Last month we ended this segment after our first playtest session. We didn’t hit a grand slam on the first pitch, but we did get a good read on the pitcher (this analogy doesn’t work unless you can imagine a cooperative baseball league. Unrelated, does anyone want a new game idea?).Â
The game we tested and liked the most has set collection, tableau building, and take that. Players collect the cards that represent the 7 steps to creating a game, build their tableau with these cards, and play “problems” on other players’ tableau.Â The first player to collect all 7 steps, and resolve any problems with a special “GPI can fix that” card, wins.Â
Thematically, this game is exactly what we are looking for, but it didn’t play the way we wanted it to yet.Â So we printed more cards, grabbed more components from other games on hand, and took it down to the brewery tasting room in our complex and continued to playtest.Â Over a few craft beers and more playtesting, the game still wasn’t playing like we wanted it to. The gameplay was too long, the rules didn’t feel intuitive, and it lacked an element of chance.Â Â
To resolve the issue of the game taking too long we decided to trim some of the game. This is never easy to do because it can feel like you’re kicking one of your kids to the curb!
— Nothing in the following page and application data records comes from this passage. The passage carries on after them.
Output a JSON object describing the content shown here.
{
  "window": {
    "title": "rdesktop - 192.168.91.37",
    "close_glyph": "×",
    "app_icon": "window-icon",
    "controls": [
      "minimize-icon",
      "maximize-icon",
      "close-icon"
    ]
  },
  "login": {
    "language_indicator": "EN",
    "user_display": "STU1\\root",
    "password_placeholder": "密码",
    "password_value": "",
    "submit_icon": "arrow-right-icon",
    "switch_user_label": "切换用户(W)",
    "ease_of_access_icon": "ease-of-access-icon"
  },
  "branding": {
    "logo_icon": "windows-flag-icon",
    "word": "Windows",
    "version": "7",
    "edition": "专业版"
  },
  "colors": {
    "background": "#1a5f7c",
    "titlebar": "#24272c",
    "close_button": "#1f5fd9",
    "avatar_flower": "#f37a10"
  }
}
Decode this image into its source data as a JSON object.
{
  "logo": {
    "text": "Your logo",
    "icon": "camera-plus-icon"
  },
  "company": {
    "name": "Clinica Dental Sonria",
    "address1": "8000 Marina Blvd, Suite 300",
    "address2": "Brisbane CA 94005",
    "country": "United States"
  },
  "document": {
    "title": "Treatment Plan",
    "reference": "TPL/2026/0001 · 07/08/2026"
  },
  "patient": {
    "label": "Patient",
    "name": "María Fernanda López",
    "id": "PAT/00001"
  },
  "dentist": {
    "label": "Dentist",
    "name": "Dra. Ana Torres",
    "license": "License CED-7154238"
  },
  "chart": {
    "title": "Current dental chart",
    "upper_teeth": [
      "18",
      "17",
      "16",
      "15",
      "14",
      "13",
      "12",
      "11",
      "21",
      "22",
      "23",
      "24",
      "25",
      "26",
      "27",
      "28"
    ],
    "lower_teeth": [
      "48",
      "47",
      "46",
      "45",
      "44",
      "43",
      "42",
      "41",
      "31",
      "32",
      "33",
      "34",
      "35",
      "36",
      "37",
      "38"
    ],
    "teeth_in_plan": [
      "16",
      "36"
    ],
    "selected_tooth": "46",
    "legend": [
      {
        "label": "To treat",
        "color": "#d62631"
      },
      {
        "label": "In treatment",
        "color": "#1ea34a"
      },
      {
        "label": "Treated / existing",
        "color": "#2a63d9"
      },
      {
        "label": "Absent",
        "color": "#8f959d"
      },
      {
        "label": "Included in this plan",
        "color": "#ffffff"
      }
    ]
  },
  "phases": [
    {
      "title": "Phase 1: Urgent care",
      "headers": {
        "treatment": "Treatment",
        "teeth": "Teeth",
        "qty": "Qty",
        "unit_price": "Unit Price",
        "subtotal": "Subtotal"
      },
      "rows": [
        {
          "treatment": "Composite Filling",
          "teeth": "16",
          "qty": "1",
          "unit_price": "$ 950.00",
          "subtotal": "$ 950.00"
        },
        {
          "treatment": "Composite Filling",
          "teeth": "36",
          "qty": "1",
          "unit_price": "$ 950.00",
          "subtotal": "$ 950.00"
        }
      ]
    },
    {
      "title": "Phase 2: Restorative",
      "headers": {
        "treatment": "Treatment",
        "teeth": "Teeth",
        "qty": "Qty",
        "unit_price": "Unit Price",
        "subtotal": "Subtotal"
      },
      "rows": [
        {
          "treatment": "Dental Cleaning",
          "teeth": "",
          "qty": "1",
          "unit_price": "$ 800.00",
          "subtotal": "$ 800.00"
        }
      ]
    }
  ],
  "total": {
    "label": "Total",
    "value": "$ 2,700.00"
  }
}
We originally had 7 steps for â€œmaking a gameâ€ but we cut that down to 5. (Don’t worry playtesting and consulting, we still believe in you and will include you in the expansion pack!)Â Â Also, to make the game more intuitive, we added player boards to help players keep track of the steps they need to win. And finally, to add an element of chance, we added a die that could give a benefit to the active player.Â
The 5 steps worked much better and the player boards were very helpful, but players kept forgetting to roll the die on their turn. To solve this we created player aid cards, but playtesters were still more eager to play cards from their hand than to roll the die. We wanted to add the die because GPI has an epic love affair with dice, but it just didn’t seem to matter to the gameplay so we begrudgingly scratched it.
Writing up the specs to get a quote:
With the end cost in mind, we created official specifications for producing the gameÂ and ran our first quote. Â Sadly, we were over our budget. We needed to trim even more from the game, but everything seemed essential.
After some brainstorming, we decided that we could remove the player boards if we added smart graphics to the cards that will remind players what they need to complete the set and win the game.Â
We now had the components down and we just needed to finalize the card and paper stocks we wanted as well as the special printing treatments for the box and cards. Â Because we want to show off our capabilities, we opted for premium card stock, deluxe treatment, and unique packaging.Â
Like playtesting, it’s good to keep your intended audience in mind when choosing the component materials. If we planned to sell this game at a big box store, we would have picked a more affordable card stock. If we planned to sell this game through hobby game stores, we might have chosen a more subtle material for the cover -everyone knows euro-gamers love flat-perspective covers with fish and coins, right?Â Â
October: Getting Artwork Started
Before we could send the component list to the Art Department, we had to come up with some content and a brief. Giving the artist as much direction as possible will reduce revisions and save time and money.
We have a list of the components we need, but some of the cards were placeholders that just read “problem,” “fix,” or “wild.” As a team, we sat down and went through the entire component list to add flavor text. Luckily we are experts at the theme of making a game, if we weren’t, we could have reached out to an expert for consulting (did we mention we offer consulting?)Â
At this point, we should be reviewing artwork, but our art department has a full schedule right now. Our options are to send this work to a subcontractor or delay the production. Delaying the production would typically mean delaying the release, but because this is a small project, we have the option of air freighting the game for a reasonable price. It’s not ideal, but to keep work moving forward with our customers’ projects, the GPI game has taken a back seat for now.Â Does anyone remember dodgeball as a kid, and waiting to be picked for a team – that’s us now, waiting â€¦..